Equally important was Washington's ability to establish a running game. The Huskies rushed for 214 yards and averaged 5.2 yards per carry.

Meanwhile, Stanford star Christian McCaffrey saw his Heisman Trophy aspirations hit a major speed bump. McCaffrey was held to 49 yards rushing on 12 carries, five catches for 30 yards and continued his streak of never scoring an offensive touchdown in a road game.

It was McCaffrey's fewest yards rushing since 2014 at California when he had 19 yards on three carries.

Stanford's only TD came late in the third quarter on a 19-yard pass from Ryan Burns to J.J. Arcega-Whiteside.

Burns was 15 of 22 for 151 yards, but Washington controlled the line of scrimmage on both sides. Stanford quarterbacks were sacked eight times, six in the first half. Stanford had allowed only four total sacks in the first three games combined.

Stanford was playing short-handed without starting cornerbacks Quenton Meeks and Alijah Holder, starting wide receiver Francis Owusu and starting fullback Daniel Marx. Starting right tackle Casey Tucker limped off with an apparent leg injury late in the fourth quarter.

Takeaways
Stanford: The Cardinal were unexpectedly sloppy. Stanford committed 11 penalties after entering the week as the least penalized team in the Pac-12. There were communication issues in part due to the roaring Washington crowd, but also a lack of sharpness not normally seen from David Shaw's team.

Washington: The defense was up to the task of keeping McCaffrey under control and forcing Burns to beat them through the air. McCaffrey had 34 yards on 10 carries in the first half and forced the Cardinal into numerous long third-down situations. That allowed Washington to bring extra pass rushers to get to Burns.

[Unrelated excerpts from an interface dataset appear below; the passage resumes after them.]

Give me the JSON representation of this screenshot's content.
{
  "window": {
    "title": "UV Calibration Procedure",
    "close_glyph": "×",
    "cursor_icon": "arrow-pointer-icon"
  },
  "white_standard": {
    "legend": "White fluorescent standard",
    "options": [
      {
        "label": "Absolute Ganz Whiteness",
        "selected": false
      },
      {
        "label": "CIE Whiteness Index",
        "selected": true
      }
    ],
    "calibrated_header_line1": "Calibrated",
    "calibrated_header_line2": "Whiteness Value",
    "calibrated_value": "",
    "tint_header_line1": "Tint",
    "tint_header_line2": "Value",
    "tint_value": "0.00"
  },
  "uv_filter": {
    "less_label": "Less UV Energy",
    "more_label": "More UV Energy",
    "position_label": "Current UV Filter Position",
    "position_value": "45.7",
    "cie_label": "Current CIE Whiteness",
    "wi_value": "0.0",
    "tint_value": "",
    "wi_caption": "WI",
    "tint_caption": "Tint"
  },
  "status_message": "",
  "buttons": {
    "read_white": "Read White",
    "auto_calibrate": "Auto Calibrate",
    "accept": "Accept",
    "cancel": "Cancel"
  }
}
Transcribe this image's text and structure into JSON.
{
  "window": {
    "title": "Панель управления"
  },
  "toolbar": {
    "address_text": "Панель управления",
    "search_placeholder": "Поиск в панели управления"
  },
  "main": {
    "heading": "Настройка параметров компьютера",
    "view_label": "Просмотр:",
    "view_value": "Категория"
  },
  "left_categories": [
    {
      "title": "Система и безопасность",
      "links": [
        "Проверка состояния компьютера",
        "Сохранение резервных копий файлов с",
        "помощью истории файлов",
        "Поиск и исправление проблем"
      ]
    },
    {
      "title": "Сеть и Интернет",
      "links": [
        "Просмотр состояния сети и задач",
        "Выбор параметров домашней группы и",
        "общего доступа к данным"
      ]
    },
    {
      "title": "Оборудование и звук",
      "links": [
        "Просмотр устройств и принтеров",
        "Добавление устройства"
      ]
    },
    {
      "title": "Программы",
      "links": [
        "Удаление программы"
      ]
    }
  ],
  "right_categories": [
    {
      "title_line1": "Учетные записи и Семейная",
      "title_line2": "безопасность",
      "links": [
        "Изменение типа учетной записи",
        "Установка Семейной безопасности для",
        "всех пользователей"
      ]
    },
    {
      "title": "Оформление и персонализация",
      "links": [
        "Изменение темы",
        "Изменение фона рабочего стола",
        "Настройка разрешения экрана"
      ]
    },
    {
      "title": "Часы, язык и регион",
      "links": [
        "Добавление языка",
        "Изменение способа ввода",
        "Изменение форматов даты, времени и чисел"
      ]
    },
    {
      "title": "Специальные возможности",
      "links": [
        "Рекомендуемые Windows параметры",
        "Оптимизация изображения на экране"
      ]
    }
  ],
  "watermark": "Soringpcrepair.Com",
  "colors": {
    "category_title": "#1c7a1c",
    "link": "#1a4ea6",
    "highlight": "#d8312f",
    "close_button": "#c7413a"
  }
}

Up Next
Stanford: The Cardinal head home after two straight weeks on the road to host Washington State.

Washington: The Huskies travel to Oregon looking to snap a 12-game losing streak to the Ducks.